The church has a chancel, nave with S aisle and a W tower, and it has been much altered and repaired over the centuries (Pevsner & Neave 1995, 381). Only the fine font survives from the 12th century.
In 1066, Chilbert had 13 carucates and there was land for 7 ploughs. In 1086, under the king, there were 2 estates comprising 13 carucates, of which one carucate was in Auburn; two rentpayers had 9 villeins with 3 ploughs (VCH II, 287). In the early twelfth century the hospital of St Leonard, York, had one bovate.
Robert son of Picot de Percy gave the church to Bridlington priory between 1148 and 1153. In the 12th and 13th centuries the church had dependent chapels at Fraisthorpe and Auburn; these became independent later (VCHER II, 126-7).
The font is briefly described and sketched in Cole 1902. It is a cylinder higher than wide and stands on a ring of end-wise bricks opposite the S door to the nave. At the time of the visit in 2005, parts on the N side were green with damp. Baptismal water is not being put down the plug hole (though that is open) so presumably ground water is being drawn up. The basin is deep and slightly angled between sides and floor. The rim has a cable pattern on the angle, separated by a channel on the horizontal rim, and a narrow plain border on the side. The units of the cable are narrow but well- rounded, visible equally on rim and side.
The sides of the cylinder have eight divisions marked into full-height lozenges by a channel gouged in the general surface. Where these channels cross and the lozenges would meet at a point, a small lozenge is left uncut. The horizontal centre line of the cylinder is roughly, not accurately, followed by a pair of chip-carved eightfold stars in each lozenge. The zone of the lozenges is edged top and bottom by a small plain moulding.

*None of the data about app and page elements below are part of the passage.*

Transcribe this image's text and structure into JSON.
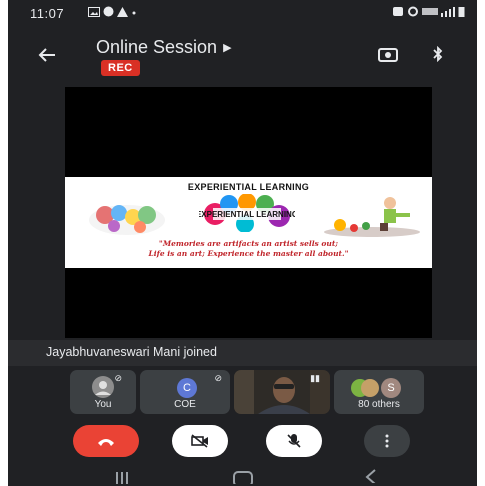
{
  "status_bar": {
    "time": "11:07",
    "left_icons": [
      "image-icon",
      "whatsapp-icon",
      "alert-icon",
      "dot-icon"
    ],
    "right_icons": [
      "alarm-icon",
      "bluetooth-icon",
      "volte-icon",
      "4g-icon",
      "signal-icon",
      "battery-icon"
    ]
  },
  "header": {
    "title": "Online Session",
    "rec_label": "REC"
  },
  "slide": {
    "title": "EXPERIENTIAL LEARNING",
    "logo_text": "EXPERIENTIAL LEARNING",
    "quote_line1": "\"Memories are artifacts an artist sells out;",
    "quote_line2": "Life is an art; Experience the master all about.\""
  },
  "notification": "Jayabhuvaneswari Mani joined",
  "participants": [
    {
      "label": "You",
      "avatar": ""
    },
    {
      "label": "COE",
      "avatar": "C"
    },
    {
      "label": "",
      "avatar": ""
    },
    {
      "label": "80 others",
      "avatar": "S"
    }
  ],
  "colors": {
    "background": "#202124",
    "tile": "#3c4043",
    "rec": "#d93025",
    "end_call": "#ea4335",
    "control_light": "#ffffff"
  }
}
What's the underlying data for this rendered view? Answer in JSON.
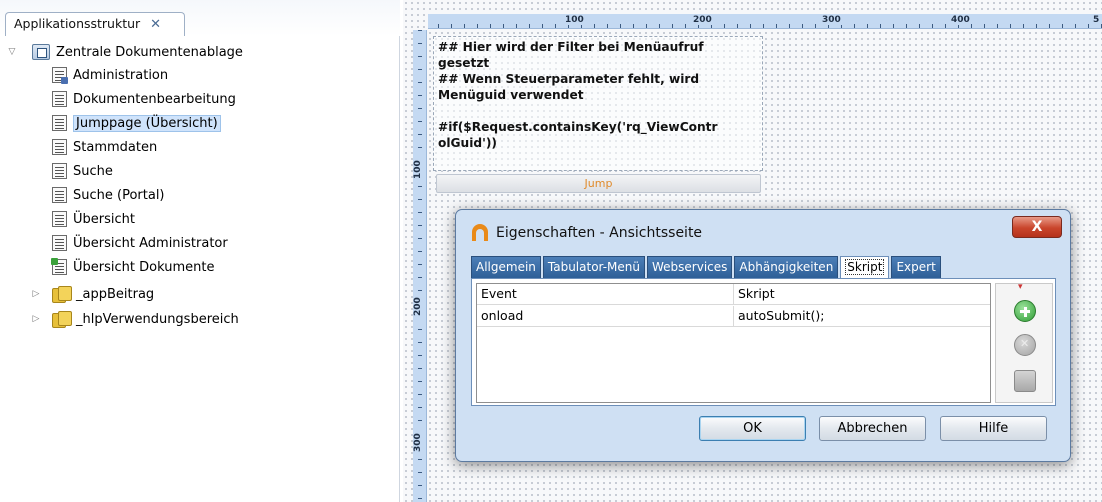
{
  "tree_panel": {
    "tab_label": "Applikationsstruktur",
    "tab_close": "✕",
    "root": {
      "label": "Zentrale Dokumentenablage",
      "expanded": true
    },
    "items": [
      {
        "label": "Administration",
        "icon": "page-admin-icon"
      },
      {
        "label": "Dokumentenbearbeitung",
        "icon": "page-icon"
      },
      {
        "label": "Jumppage (Übersicht)",
        "icon": "page-icon",
        "selected": true
      },
      {
        "label": "Stammdaten",
        "icon": "page-icon"
      },
      {
        "label": "Suche",
        "icon": "page-icon"
      },
      {
        "label": "Suche (Portal)",
        "icon": "page-icon"
      },
      {
        "label": "Übersicht",
        "icon": "page-icon"
      },
      {
        "label": "Übersicht Administrator",
        "icon": "page-icon"
      },
      {
        "label": "Übersicht Dokumente",
        "icon": "page-start-icon"
      }
    ],
    "groups": [
      {
        "label": "_appBeitrag",
        "expanded": false
      },
      {
        "label": "_hlpVerwendungsbereich",
        "expanded": false
      }
    ]
  },
  "canvas": {
    "ruler_top": [
      "100",
      "200",
      "300",
      "400",
      "5"
    ],
    "ruler_left": [
      "100",
      "200",
      "300"
    ],
    "script_lines": [
      "## Hier wird der Filter bei Menüaufruf",
      "gesetzt",
      "## Wenn Steuerparameter fehlt, wird",
      "Menüguid verwendet",
      "",
      "#if($Request.containsKey('rq_ViewContr",
      "olGuid'))"
    ],
    "jump_button_label": "Jump"
  },
  "dialog": {
    "title": "Eigenschaften - Ansichtsseite",
    "close_label": "X",
    "tabs": [
      {
        "label": "Allgemein",
        "active": false
      },
      {
        "label": "Tabulator-Menü",
        "active": false
      },
      {
        "label": "Webservices",
        "active": false
      },
      {
        "label": "Abhängigkeiten",
        "active": false
      },
      {
        "label": "Skript",
        "active": true
      },
      {
        "label": "Expert",
        "active": false
      }
    ],
    "grid": {
      "columns": [
        "Event",
        "Skript"
      ],
      "rows": [
        [
          "onload",
          "autoSubmit();"
        ]
      ]
    },
    "buttons": {
      "ok": "OK",
      "cancel": "Abbrechen",
      "help": "Hilfe"
    }
  },
  "colors": {
    "accent": "#2e5f97",
    "selection": "#cfe3fb",
    "dialog_bg": "#cfe0f3",
    "jump_text": "#e08a2a",
    "close_red": "#c9452c"
  }
}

Above and below the stars, the tips of the lozenges are generally filled with a chevron-like pattern, but in one or two cases there are plain lozenges instead. The chevron is generally one where a hollow roll and a normal roll are separated by a ridge, but this too is varied, so that the lower portion of one lozenge has a series of ridges with flat chevrons between. One upper portion has a series of convex chevrons. The alternation of hollow and convex chevron was seen on capitals of the chancel arch at Goodmanham, and is seen occasionally elsewhere. No doubt variety is continued in the green areas, but I did not spend long looking there due to the damp and there is some damage there too.
The triangles between the lozenges, above and below, show very fine tooling which usually comes to a point on the vertical mid-line but sometimes follows a zig-zag course of its own. This textured surface was perhaps a key for gesso or plaster: a similar surface with a ‘tweedy’ texture was observed on capitals of the S doorway at Kirkburn.

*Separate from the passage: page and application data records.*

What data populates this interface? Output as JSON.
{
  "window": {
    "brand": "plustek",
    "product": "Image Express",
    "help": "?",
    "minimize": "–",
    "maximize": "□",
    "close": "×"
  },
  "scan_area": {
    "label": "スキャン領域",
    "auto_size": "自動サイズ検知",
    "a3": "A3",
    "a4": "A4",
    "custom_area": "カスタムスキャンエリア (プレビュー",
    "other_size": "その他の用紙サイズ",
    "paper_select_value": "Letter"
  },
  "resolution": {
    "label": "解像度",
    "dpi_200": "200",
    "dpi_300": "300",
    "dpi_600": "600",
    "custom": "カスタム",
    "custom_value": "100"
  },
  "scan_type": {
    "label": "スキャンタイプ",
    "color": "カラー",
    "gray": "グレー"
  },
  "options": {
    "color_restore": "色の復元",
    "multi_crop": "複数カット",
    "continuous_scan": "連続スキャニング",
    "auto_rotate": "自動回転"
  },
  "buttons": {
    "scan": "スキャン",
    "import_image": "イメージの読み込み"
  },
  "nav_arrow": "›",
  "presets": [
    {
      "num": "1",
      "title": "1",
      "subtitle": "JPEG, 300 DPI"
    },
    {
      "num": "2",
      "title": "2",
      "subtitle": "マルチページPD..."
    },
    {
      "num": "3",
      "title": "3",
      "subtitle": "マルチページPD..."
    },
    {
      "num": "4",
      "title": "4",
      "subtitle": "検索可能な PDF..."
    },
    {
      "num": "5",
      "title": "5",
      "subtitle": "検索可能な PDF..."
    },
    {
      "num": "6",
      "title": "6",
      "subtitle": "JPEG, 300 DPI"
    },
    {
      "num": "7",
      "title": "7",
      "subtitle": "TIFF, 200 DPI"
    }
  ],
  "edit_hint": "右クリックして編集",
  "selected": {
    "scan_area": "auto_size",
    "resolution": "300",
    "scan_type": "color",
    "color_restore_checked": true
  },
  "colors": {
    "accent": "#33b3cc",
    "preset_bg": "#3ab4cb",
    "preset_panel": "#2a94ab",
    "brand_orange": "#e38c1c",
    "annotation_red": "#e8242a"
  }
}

|Depth of interior of bowl||0.31m|
|External diameter of bowl||0.74m|
|Height of font||0.715m|
|Internal diameter of bowl||0.55m|
|Width of one main lozenge||0.27m|
F. Arnold-Forster, Studies in Church Dedications or England's Patron Saints, 3 vols., London, 1899, 78
E. M. Cole, “Ancient Fonts on the Wolds of East Riding”, Trans. East Riding Antiquarian Society 10 (1902), 107-117
N. Pevsner & D. Neave, Yorkshire: York and the East Riding, 2nd. ed., London, 1995
Victoria County History: East Riding of Yorkshire, II (Dickering Wapentake) 1974
Victoria County History: Yorkshire, II (General volume, including Domesday Book) 1912, reprinted 1974
R. Wood, "The Augustinians and the Romanesque font from Everingham, East Riding." Yorkshire Archaeological Journal 83 (2011), 112-47